Three term strategies are shown in Table 3. As expected, combinations increased sensitivity. Sensitivities of >90% can be achieved when combining terms with specificity remaining at 72%. Once again the results were trivially different when comparing the performance between the development and validation databases.
Our study documents search strategies that can help discriminate relevant from nonrelevant articles on the causation of health disorders. Those interested in all articles on causation, with time to sort out irrelevant articles, will be best served by the most sensitive search. Those with little time on their hands who are looking for a few good articles on causation will likely be best served by the most specific strategies. The strategies that optimized sensitivity and specificity while minimizing the difference between the two provide the best separation of hits from false drops but do so without regard for whether sensitivity or specificity is affected.

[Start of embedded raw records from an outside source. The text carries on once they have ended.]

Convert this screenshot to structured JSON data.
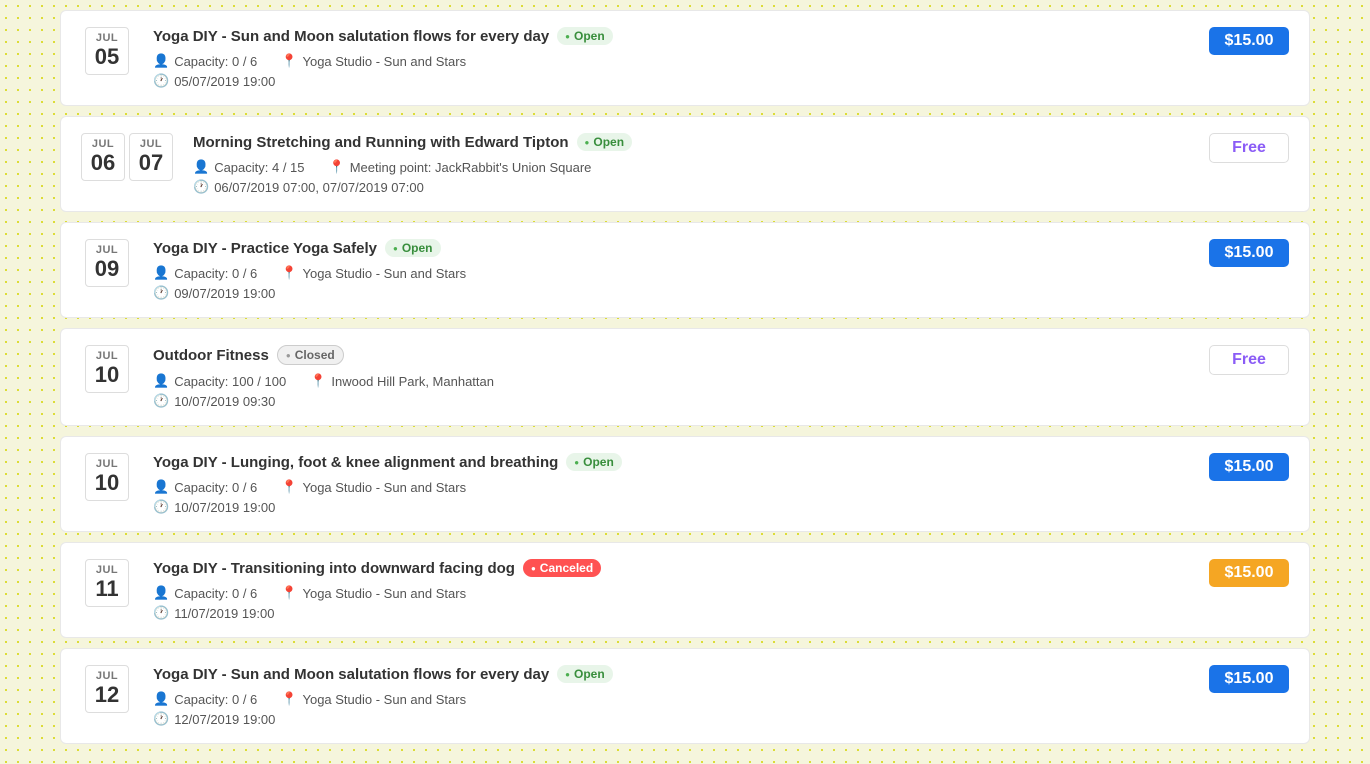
{
  "events": [
    {
      "id": 1,
      "month": "JUL",
      "day": "05",
      "title": "Yoga DIY - Sun and Moon salutation flows for every day",
      "status": "open",
      "status_label": "Open",
      "capacity": "Capacity: 0 / 6",
      "location": "Yoga Studio - Sun and Stars",
      "datetime": "05/07/2019 19:00",
      "price_type": "paid-blue",
      "price": "$15.00",
      "two_dates": false
    },
    {
      "id": 2,
      "month": "JUL",
      "day": "06",
      "month2": "JUL",
      "day2": "07",
      "title": "Morning Stretching and Running with Edward Tipton",
      "status": "open",
      "status_label": "Open",
      "capacity": "Capacity: 4 / 15",
      "location": "Meeting point: JackRabbit's Union Square",
      "datetime": "06/07/2019 07:00, 07/07/2019 07:00",
      "price_type": "free",
      "price": "Free",
      "two_dates": true
    },
    {
      "id": 3,
      "month": "JUL",
      "day": "09",
      "title": "Yoga DIY - Practice Yoga Safely",
      "status": "open",
      "status_label": "Open",
      "capacity": "Capacity: 0 / 6",
      "location": "Yoga Studio - Sun and Stars",
      "datetime": "09/07/2019 19:00",
      "price_type": "paid-blue",
      "price": "$15.00",
      "two_dates": false
    },
    {
      "id": 4,
      "month": "JUL",
      "day": "10",
      "title": "Outdoor Fitness",
      "status": "closed",
      "status_label": "Closed",
      "capacity": "Capacity: 100 / 100",
      "location": "Inwood Hill Park, Manhattan",
      "datetime": "10/07/2019 09:30",
      "price_type": "free",
      "price": "Free",
      "two_dates": false
    },
    {
      "id": 5,
      "month": "JUL",
      "day": "10",
      "title": "Yoga DIY - Lunging, foot & knee alignment and breathing",
      "status": "open",
      "status_label": "Open",
      "capacity": "Capacity: 0 / 6",
      "location": "Yoga Studio - Sun and Stars",
      "datetime": "10/07/2019 19:00",
      "price_type": "paid-blue",
      "price": "$15.00",
      "two_dates": false
    },
    {
      "id": 6,
      "month": "JUL",
      "day": "11",
      "title": "Yoga DIY - Transitioning into downward facing dog",
      "status": "canceled",
      "status_label": "Canceled",
      "capacity": "Capacity: 0 / 6",
      "location": "Yoga Studio - Sun and Stars",
      "datetime": "11/07/2019 19:00",
      "price_type": "paid-orange",
      "price": "$15.00",
      "two_dates": false
    },
    {
      "id": 7,
      "month": "JUL",
      "day": "12",
      "title": "Yoga DIY - Sun and Moon salutation flows for every day",
      "status": "open",
      "status_label": "Open",
      "capacity": "Capacity: 0 / 6",
      "location": "Yoga Studio - Sun and Stars",
      "datetime": "12/07/2019 19:00",
      "price_type": "paid-blue",
      "price": "$15.00",
      "two_dates": false
    }
  ]
}
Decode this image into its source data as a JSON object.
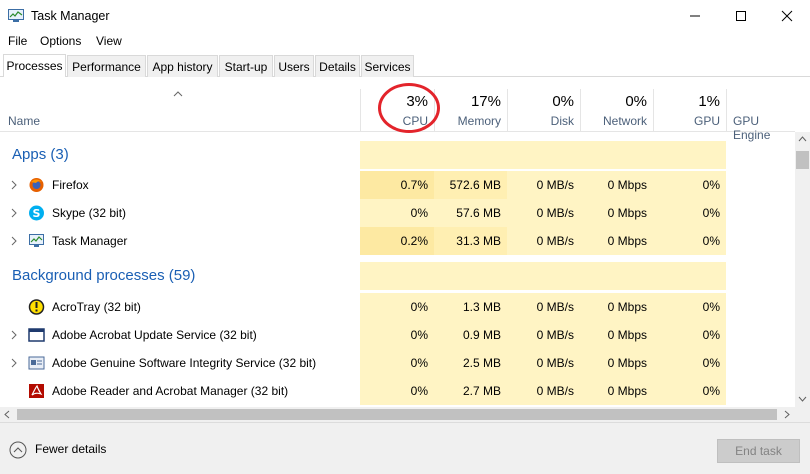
{
  "window": {
    "title": "Task Manager"
  },
  "menu": [
    "File",
    "Options",
    "View"
  ],
  "tabs": [
    "Processes",
    "Performance",
    "App history",
    "Start-up",
    "Users",
    "Details",
    "Services"
  ],
  "header": {
    "name_label": "Name",
    "columns": [
      {
        "pct": "3%",
        "label": "CPU"
      },
      {
        "pct": "17%",
        "label": "Memory"
      },
      {
        "pct": "0%",
        "label": "Disk"
      },
      {
        "pct": "0%",
        "label": "Network"
      },
      {
        "pct": "1%",
        "label": "GPU"
      }
    ],
    "extra_label": "GPU Engine"
  },
  "sections": {
    "apps": "Apps (3)",
    "background": "Background processes (59)"
  },
  "processes": [
    {
      "name": "Firefox",
      "cpu": "0.7%",
      "memory": "572.6 MB",
      "disk": "0 MB/s",
      "network": "0 Mbps",
      "gpu": "0%",
      "icon": "firefox-icon"
    },
    {
      "name": "Skype (32 bit)",
      "cpu": "0%",
      "memory": "57.6 MB",
      "disk": "0 MB/s",
      "network": "0 Mbps",
      "gpu": "0%",
      "icon": "skype-icon"
    },
    {
      "name": "Task Manager",
      "cpu": "0.2%",
      "memory": "31.3 MB",
      "disk": "0 MB/s",
      "network": "0 Mbps",
      "gpu": "0%",
      "icon": "task-manager-icon"
    },
    {
      "name": "AcroTray (32 bit)",
      "cpu": "0%",
      "memory": "1.3 MB",
      "disk": "0 MB/s",
      "network": "0 Mbps",
      "gpu": "0%",
      "icon": "acrotray-icon"
    },
    {
      "name": "Adobe Acrobat Update Service (32 bit)",
      "cpu": "0%",
      "memory": "0.9 MB",
      "disk": "0 MB/s",
      "network": "0 Mbps",
      "gpu": "0%",
      "icon": "service-window-icon"
    },
    {
      "name": "Adobe Genuine Software Integrity Service (32 bit)",
      "cpu": "0%",
      "memory": "2.5 MB",
      "disk": "0 MB/s",
      "network": "0 Mbps",
      "gpu": "0%",
      "icon": "service-window-icon"
    },
    {
      "name": "Adobe Reader and Acrobat Manager (32 bit)",
      "cpu": "0%",
      "memory": "2.7 MB",
      "disk": "0 MB/s",
      "network": "0 Mbps",
      "gpu": "0%",
      "icon": "acrobat-icon"
    }
  ],
  "footer": {
    "fewer_details": "Fewer details",
    "end_task": "End task"
  },
  "colors": {
    "section_title": "#1a5fb4",
    "highlight_circle": "#e3242b",
    "heat_light": "#fff4c4",
    "heat_mid": "#fde9a2"
  }
}
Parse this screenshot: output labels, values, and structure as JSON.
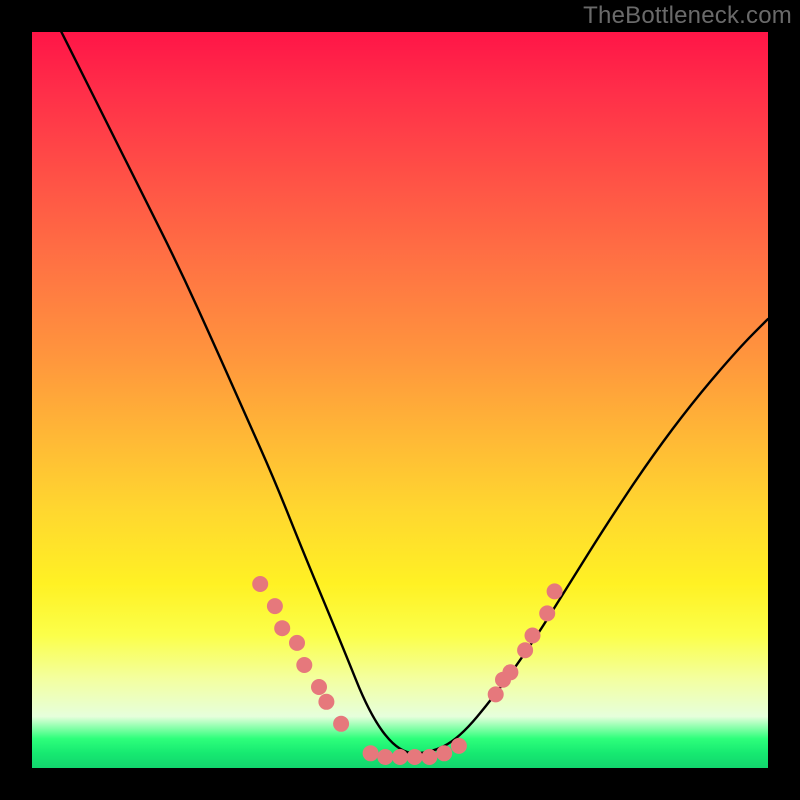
{
  "watermark": "TheBottleneck.com",
  "chart_data": {
    "type": "line",
    "title": "",
    "xlabel": "",
    "ylabel": "",
    "xlim": [
      0,
      100
    ],
    "ylim": [
      0,
      100
    ],
    "grid": false,
    "legend": false,
    "note": "Axes and scale are not labeled in the image; values are estimated as percentages of the plotting area (origin bottom-left, larger y = higher on screen).",
    "series": [
      {
        "name": "curve",
        "x": [
          4,
          6,
          10,
          15,
          20,
          25,
          29,
          33,
          37,
          42,
          46,
          50,
          54,
          58,
          63,
          68,
          73,
          78,
          84,
          90,
          96,
          100
        ],
        "y": [
          100,
          96,
          88,
          78,
          68,
          57,
          48,
          39,
          29,
          17,
          7,
          2,
          2,
          4,
          10,
          17,
          25,
          33,
          42,
          50,
          57,
          61
        ]
      }
    ],
    "points": [
      {
        "name": "left-cluster",
        "x": [
          31,
          33,
          34,
          36,
          37,
          39,
          40,
          42
        ],
        "y": [
          25,
          22,
          19,
          17,
          14,
          11,
          9,
          6
        ]
      },
      {
        "name": "bottom-cluster",
        "x": [
          46,
          48,
          50,
          52,
          54,
          56,
          58
        ],
        "y": [
          2,
          1.5,
          1.5,
          1.5,
          1.5,
          2,
          3
        ]
      },
      {
        "name": "right-cluster",
        "x": [
          63,
          64,
          65,
          67,
          68,
          70,
          71
        ],
        "y": [
          10,
          12,
          13,
          16,
          18,
          21,
          24
        ]
      }
    ],
    "point_color": "#e6787c",
    "curve_color": "#000000"
  }
}
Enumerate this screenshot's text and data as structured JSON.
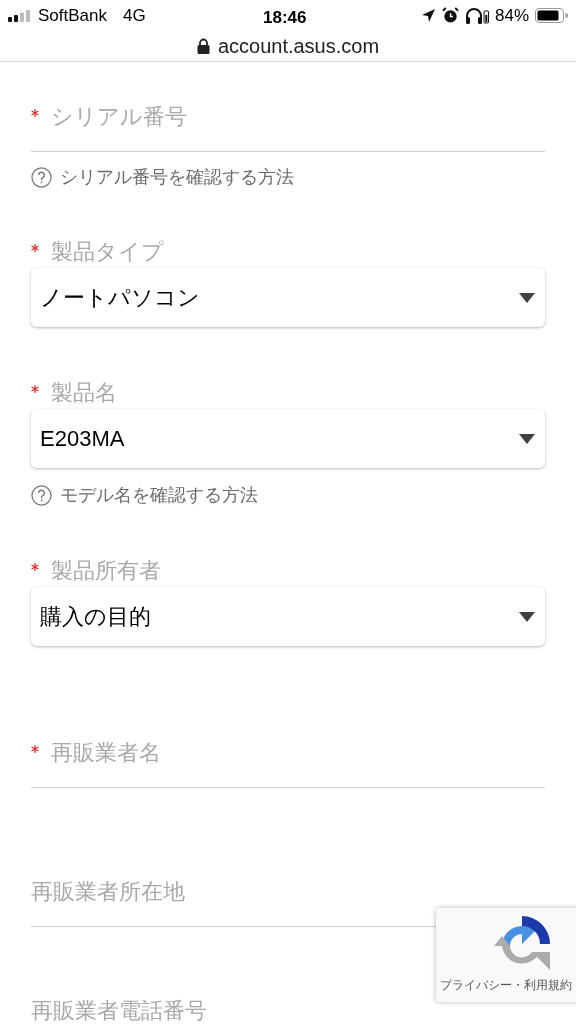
{
  "status_bar": {
    "carrier": "SoftBank",
    "network": "4G",
    "time": "18:46",
    "battery": "84%"
  },
  "address_bar": {
    "url": "account.asus.com"
  },
  "form": [
    {
      "kind": "text",
      "required": true,
      "label": "シリアル番号"
    },
    {
      "kind": "help",
      "label": "シリアル番号を確認する方法"
    },
    {
      "kind": "select",
      "required": true,
      "label": "製品タイプ",
      "value": "ノートパソコン"
    },
    {
      "kind": "select",
      "required": true,
      "label": "製品名",
      "value": "E203MA"
    },
    {
      "kind": "help",
      "label": "モデル名を確認する方法"
    },
    {
      "kind": "select",
      "required": true,
      "label": "製品所有者",
      "value": "購入の目的"
    },
    {
      "kind": "text",
      "required": true,
      "label": "再販業者名"
    },
    {
      "kind": "text",
      "required": false,
      "label": "再販業者所在地"
    },
    {
      "kind": "text",
      "required": false,
      "label": "再販業者電話番号"
    }
  ],
  "recaptcha": {
    "links": "プライバシー・利用規約"
  }
}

In all cases precision was low. This is the inevitable result of a low proportion of relevant studies for a given purpose in a very large, multipurpose database. This means that searchers will continue to need to invest their time in discarding irrelevant retrievals. While low precision in searching can be of concern, the low values here should not be over-interpreted: we did not limit the searches by clinical content terms, as would be the usual case in clinical searches. Precision can be enhanced by combining search strategies in these tables with methodologic terms using the Boolean ‘AND NOT’ and/or by combining search strategies with content specific terms using the Boolean ‘AND”.
The next phases of our project will focus on finding better search strategies through using more sophisticated strategies as outlined above.
Compared with the performance of search terms for causation that we developed in 1991, the combinations of terms in 2000 slightly out-performed 1991 strategies, but with trade-offs (Table 4). For example, for the most sensitive strategy, sensitivity rose by 11.4% but specificity fell by 7.0%.
Selected combinations of indexing terms and textwords can substantially enhance the retrieval of causation studies cited in MEDLINE.
This research was funded by the National Library of Medicine, USA. The Hedges Team includes Angela Eady, Brian Haynes, Susan Marks, Ann McKibbon, Doug Morgan, Cindy Walker-Dilks, Stephen Walter, Nancy Wilczynski, and Sharon Wong.